Image Source: Bloomberg
The largest music streaming service in the world, YouTube, revealed that it had paid the music business more than $6 billion in royalties over the course of the previous year, or around $2 billion more than it had previously claimed. Like previous year, Lyor Cohen, the platform’s head of music, makes the announcement in the form of a blog post.
Despite these significant numbers, trade associations for the music business and others have criticized YouTube’s royalties program throughout the years due to its lack of transparency and, in their opinion, inadequate payouts. Recently, a piece in Billboard made a number of specific assertions that YouTube’s rights-management system is “full of flaws” and “ripe for misuse,” which were backed up by claims from a number of unnamed individuals.

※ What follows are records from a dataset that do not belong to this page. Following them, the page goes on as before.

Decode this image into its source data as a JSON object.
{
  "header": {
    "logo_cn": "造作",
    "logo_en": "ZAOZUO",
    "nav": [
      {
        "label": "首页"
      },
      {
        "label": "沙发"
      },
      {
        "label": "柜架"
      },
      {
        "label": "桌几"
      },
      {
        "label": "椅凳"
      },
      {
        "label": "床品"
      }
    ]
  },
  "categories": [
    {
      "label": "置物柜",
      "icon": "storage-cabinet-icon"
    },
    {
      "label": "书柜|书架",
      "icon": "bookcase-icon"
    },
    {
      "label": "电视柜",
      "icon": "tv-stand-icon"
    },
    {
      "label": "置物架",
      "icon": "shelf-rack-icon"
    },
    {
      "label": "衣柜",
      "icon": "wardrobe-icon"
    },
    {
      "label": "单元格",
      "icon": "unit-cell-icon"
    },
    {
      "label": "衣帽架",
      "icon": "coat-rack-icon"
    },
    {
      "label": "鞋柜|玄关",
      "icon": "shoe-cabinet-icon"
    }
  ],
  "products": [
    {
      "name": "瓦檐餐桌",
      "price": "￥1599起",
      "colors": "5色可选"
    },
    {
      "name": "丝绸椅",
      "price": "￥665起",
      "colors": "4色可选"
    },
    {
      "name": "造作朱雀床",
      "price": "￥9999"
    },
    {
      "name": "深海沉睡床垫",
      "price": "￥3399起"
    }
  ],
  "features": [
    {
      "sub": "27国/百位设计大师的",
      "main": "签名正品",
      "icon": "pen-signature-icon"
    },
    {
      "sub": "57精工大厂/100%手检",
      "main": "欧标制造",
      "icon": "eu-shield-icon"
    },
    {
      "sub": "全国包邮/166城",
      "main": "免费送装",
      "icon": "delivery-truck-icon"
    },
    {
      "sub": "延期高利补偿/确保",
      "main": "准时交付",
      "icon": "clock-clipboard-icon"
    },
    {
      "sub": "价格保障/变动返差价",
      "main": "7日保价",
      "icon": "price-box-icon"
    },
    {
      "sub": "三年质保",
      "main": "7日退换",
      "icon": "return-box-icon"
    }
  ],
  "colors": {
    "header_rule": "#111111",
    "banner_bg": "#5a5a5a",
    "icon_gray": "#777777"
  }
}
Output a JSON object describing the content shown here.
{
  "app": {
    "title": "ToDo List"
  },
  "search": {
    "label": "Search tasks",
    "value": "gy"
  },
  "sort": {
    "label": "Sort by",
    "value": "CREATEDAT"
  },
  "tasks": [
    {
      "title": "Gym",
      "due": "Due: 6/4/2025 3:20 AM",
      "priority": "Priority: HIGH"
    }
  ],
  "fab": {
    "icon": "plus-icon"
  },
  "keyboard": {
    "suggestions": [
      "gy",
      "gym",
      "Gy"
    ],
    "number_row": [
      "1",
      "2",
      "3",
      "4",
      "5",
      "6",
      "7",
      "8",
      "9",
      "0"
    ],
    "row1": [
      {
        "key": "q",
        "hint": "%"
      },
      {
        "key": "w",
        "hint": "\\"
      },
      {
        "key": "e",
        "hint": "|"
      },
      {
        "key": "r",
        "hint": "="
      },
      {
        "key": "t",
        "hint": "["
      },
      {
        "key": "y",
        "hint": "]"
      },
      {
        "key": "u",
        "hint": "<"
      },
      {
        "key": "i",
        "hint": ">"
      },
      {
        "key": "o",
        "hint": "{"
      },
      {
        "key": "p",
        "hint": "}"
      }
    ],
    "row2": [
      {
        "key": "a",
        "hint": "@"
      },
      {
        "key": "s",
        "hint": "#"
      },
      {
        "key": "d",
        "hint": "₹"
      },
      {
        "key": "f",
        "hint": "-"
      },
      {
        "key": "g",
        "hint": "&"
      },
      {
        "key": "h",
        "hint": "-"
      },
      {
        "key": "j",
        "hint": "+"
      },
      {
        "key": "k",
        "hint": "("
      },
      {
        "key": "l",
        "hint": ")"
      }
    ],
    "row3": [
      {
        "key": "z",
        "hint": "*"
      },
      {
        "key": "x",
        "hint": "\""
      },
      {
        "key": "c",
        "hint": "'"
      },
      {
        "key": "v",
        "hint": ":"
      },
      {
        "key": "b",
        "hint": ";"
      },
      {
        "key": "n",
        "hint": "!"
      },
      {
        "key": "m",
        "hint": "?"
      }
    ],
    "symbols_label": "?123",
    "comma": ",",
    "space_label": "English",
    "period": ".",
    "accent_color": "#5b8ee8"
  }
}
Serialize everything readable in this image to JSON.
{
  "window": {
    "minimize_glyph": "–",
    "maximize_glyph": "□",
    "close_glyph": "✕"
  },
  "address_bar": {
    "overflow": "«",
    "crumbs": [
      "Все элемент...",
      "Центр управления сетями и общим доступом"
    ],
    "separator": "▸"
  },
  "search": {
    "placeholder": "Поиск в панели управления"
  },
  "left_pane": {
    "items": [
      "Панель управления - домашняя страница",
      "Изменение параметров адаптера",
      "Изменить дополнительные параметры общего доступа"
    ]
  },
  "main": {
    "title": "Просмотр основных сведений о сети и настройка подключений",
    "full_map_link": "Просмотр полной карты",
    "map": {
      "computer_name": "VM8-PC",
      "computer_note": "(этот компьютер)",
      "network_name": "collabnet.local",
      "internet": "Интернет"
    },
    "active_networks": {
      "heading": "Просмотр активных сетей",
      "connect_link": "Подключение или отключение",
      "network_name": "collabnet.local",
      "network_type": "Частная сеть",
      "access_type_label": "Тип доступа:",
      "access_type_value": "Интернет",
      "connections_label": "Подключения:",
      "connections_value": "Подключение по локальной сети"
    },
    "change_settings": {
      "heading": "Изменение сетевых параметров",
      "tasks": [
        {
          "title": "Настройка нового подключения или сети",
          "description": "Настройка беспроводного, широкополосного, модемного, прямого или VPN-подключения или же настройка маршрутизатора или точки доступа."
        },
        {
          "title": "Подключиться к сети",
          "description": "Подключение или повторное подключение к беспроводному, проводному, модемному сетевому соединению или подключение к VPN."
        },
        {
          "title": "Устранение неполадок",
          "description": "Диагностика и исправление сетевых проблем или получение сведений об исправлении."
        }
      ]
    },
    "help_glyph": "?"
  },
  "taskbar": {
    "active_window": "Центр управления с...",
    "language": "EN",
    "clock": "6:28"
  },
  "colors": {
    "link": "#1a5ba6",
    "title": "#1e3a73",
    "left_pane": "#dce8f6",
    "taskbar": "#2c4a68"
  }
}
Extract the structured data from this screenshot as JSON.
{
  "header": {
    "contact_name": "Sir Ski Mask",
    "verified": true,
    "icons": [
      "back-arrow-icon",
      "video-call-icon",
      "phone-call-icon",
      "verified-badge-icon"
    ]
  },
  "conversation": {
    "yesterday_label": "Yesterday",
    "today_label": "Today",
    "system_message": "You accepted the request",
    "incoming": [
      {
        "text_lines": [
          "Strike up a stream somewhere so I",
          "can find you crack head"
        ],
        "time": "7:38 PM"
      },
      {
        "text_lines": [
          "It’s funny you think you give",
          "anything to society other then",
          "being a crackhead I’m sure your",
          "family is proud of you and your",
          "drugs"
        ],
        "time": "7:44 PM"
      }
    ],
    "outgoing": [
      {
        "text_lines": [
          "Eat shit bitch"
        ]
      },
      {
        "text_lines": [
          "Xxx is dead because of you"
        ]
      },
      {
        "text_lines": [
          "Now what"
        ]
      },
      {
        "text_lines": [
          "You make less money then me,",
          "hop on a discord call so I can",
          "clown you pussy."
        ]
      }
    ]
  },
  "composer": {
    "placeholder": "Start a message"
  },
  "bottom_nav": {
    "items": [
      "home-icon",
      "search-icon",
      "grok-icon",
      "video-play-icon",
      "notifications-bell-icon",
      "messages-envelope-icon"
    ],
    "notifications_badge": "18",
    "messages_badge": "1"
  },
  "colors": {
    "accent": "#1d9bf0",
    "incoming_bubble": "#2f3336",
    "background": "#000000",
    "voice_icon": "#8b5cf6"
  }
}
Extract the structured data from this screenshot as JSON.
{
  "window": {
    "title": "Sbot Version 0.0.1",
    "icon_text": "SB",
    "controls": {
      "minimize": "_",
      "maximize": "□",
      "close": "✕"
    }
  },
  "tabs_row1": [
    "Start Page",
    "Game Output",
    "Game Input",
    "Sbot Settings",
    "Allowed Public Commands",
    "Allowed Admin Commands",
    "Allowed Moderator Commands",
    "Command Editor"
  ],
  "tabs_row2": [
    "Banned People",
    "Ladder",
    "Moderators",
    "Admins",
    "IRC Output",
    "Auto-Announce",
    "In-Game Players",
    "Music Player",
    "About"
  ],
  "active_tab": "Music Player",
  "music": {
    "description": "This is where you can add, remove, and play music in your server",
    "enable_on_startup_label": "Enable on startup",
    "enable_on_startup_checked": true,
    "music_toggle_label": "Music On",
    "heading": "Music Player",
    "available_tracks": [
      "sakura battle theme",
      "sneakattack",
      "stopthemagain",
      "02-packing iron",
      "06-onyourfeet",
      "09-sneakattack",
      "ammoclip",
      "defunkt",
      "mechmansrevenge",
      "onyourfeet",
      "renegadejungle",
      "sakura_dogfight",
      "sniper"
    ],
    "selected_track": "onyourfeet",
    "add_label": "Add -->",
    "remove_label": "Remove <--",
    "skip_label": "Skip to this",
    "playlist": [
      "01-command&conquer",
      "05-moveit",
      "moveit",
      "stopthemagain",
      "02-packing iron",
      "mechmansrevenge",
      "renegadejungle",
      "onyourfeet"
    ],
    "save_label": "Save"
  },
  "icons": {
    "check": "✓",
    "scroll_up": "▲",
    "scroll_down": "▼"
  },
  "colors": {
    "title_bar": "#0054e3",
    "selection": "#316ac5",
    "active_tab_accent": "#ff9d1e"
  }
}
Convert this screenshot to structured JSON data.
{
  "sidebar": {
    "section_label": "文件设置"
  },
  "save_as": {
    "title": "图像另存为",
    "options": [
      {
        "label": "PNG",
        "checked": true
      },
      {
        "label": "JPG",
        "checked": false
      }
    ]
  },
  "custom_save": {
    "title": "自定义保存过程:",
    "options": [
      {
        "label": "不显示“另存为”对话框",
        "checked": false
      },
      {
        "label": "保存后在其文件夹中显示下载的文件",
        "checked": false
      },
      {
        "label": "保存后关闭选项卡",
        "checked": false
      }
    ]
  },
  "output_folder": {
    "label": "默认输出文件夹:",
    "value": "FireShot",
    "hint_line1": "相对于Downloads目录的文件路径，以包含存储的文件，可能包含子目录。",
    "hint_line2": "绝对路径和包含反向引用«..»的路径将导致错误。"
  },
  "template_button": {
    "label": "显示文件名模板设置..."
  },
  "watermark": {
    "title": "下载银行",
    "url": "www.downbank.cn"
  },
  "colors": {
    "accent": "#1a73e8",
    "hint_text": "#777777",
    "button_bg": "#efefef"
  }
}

There can be no disputing its effect and success, though. According to Cohen’s blog post, only YouTube can provide fans with the whole music discovery, consumption, and participation experience in one location. He cited BlackPink’s most recent single, “Pink Venom,” as an example.
By 2025, YouTube claims it will surpass Spotify as the largest partner in the music rights market, despite the fact that it currently seems as though the two companies are barely keeping up.
YouTube paid music rights holders more than USD $6 billion in the 12 months following the end of June 2022, according to an announcement by Lyor Cohen, the company’s global head of music, today (September 13).
This amount is noteworthy for a variety of reasons, not the least of which is the fact that it represents a $2 billion increase over the $4 billion YouTube claimed to have contributed to music rightsholders in the same period last year (the 12 months to the end of June 2021).
Additionally, it is twice as much as the $3 billion that YouTube claimed to have paid out to the music industry in 2019.
However, when you contrast YouTube’s figures with what is known about Spotify’s corresponding payouts, things start to get pretty interesting.
Earlier this year, Spotify confirmed on its Loud and Clear website that, up from $5 billion in 2020, it paid out more than $7 billion to music rightsholders in 2021.
Consequently, Spotify’s yearly payments to the music business increased by almost $2 billion annually, similar to YouTube’s growth (although Spotify’s growth was for the calendar year, whereas YouTube’s growth was for the 12 months to the end of June 2022).
How can YouTube maintain the rate of its own expansion?
One of Lyor Cohen’s favorite phrases is the “dual engine” by which YouTube produces revenue for music rightsholders, i.e., YouTube’s advertising business and YouTube Music / YouTube Premium subscriptions.
Cohen also stated today that UGC made for about 30% of the USD $6 billion+ that YouTube gave to music rights holders in the year to the end of June (user-generated content).
Or, to put it more simply: YouTube currently pays music rightsholders close to $2 billion annually in ad revenue derived from user-generated content (UGC).
When compared to the money that music labels and publishers are getting from TikTok, Facebook/Meta, and other “developing” social platforms, that should give them pause.